> MATERIAL FOR THIS TASK:
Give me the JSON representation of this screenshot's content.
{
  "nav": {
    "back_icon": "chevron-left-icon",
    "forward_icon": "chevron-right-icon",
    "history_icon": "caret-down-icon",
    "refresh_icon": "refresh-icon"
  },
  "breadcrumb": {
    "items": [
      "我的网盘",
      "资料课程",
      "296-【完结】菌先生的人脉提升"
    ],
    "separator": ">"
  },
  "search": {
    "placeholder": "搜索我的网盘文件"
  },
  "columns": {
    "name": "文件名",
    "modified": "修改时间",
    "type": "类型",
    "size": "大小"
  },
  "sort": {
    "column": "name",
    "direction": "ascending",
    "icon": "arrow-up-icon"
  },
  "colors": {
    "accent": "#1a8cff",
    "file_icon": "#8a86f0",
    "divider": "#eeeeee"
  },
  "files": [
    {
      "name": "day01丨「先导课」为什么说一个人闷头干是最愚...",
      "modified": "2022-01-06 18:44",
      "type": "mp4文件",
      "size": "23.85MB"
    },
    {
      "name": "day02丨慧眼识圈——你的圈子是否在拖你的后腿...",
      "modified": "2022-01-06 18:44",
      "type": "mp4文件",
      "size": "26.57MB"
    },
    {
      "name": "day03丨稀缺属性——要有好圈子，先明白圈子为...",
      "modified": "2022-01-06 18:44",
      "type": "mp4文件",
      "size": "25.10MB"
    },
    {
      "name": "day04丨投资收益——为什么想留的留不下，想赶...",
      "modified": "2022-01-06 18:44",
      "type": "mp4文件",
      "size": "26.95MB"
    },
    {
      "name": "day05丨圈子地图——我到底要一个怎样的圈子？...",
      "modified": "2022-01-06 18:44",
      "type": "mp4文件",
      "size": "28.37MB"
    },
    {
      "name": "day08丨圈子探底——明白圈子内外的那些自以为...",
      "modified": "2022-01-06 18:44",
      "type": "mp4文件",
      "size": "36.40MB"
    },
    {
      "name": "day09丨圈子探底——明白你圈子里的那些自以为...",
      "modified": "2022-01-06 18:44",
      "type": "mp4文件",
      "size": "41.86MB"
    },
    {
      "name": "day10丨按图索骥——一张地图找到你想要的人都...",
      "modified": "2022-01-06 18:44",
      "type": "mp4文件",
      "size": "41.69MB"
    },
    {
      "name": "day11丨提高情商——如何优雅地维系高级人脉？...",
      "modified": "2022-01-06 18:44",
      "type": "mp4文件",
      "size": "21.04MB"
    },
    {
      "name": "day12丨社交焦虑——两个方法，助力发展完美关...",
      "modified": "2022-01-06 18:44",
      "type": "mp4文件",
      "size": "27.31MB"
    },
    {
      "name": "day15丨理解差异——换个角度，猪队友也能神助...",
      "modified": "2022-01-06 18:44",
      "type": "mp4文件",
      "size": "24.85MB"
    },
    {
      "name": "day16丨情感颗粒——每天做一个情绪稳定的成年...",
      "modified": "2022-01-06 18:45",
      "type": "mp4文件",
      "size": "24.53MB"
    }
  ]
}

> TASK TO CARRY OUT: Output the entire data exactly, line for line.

> OUTPUT OF THE EXERCISE:
Give me the JSON representation of this screenshot's content.
{
  "nav": {
    "back_icon": "chevron-left-icon",
    "forward_icon": "chevron-right-icon",
    "history_icon": "caret-down-icon",
    "refresh_icon": "refresh-icon"
  },
  "breadcrumb": {
    "items": [
      "我的网盘",
      "资料课程",
      "296-【完结】菌先生的人脉提升"
    ],
    "separator": ">"
  },
  "search": {
    "placeholder": "搜索我的网盘文件"
  },
  "columns": {
    "name": "文件名",
    "modified": "修改时间",
    "type": "类型",
    "size": "大小"
  },
  "sort": {
    "column": "name",
    "direction": "ascending",
    "icon": "arrow-up-icon"
  },
  "colors": {
    "accent": "#1a8cff",
    "file_icon": "#8a86f0",
    "divider": "#eeeeee"
  },
  "files": [
    {
      "name": "day01丨「先导课」为什么说一个人闷头干是最愚...",
      "modified": "2022-01-06 18:44",
      "type": "mp4文件",
      "size": "23.85MB"
    },
    {
      "name": "day02丨慧眼识圈——你的圈子是否在拖你的后腿...",
      "modified": "2022-01-06 18:44",
      "type": "mp4文件",
      "size": "26.57MB"
    },
    {
      "name": "day03丨稀缺属性——要有好圈子，先明白圈子为...",
      "modified": "2022-01-06 18:44",
      "type": "mp4文件",
      "size": "25.10MB"
    },
    {
      "name": "day04丨投资收益——为什么想留的留不下，想赶...",
      "modified": "2022-01-06 18:44",
      "type": "mp4文件",
      "size": "26.95MB"
    },
    {
      "name": "day05丨圈子地图——我到底要一个怎样的圈子？...",
      "modified": "2022-01-06 18:44",
      "type": "mp4文件",
      "size": "28.37MB"
    },
    {
      "name": "day08丨圈子探底——明白圈子内外的那些自以为...",
      "modified": "2022-01-06 18:44",
      "type": "mp4文件",
      "size": "36.40MB"
    },
    {
      "name": "day09丨圈子探底——明白你圈子里的那些自以为...",
      "modified": "2022-01-06 18:44",
      "type": "mp4文件",
      "size": "41.86MB"
    },
    {
      "name": "day10丨按图索骥——一张地图找到你想要的人都...",
      "modified": "2022-01-06 18:44",
      "type": "mp4文件",
      "size": "41.69MB"
    },
    {
      "name": "day11丨提高情商——如何优雅地维系高级人脉？...",
      "modified": "2022-01-06 18:44",
      "type": "mp4文件",
      "size": "21.04MB"
    },
    {
      "name": "day12丨社交焦虑——两个方法，助力发展完美关...",
      "modified": "2022-01-06 18:44",
      "type": "mp4文件",
      "size": "27.31MB"
    },
    {
      "name": "day15丨理解差异——换个角度，猪队友也能神助...",
      "modified": "2022-01-06 18:44",
      "type": "mp4文件",
      "size": "24.85MB"
    },
    {
      "name": "day16丨情感颗粒——每天做一个情绪稳定的成年...",
      "modified": "2022-01-06 18:45",
      "type": "mp4文件",
      "size": "24.53MB"
    }
  ]
}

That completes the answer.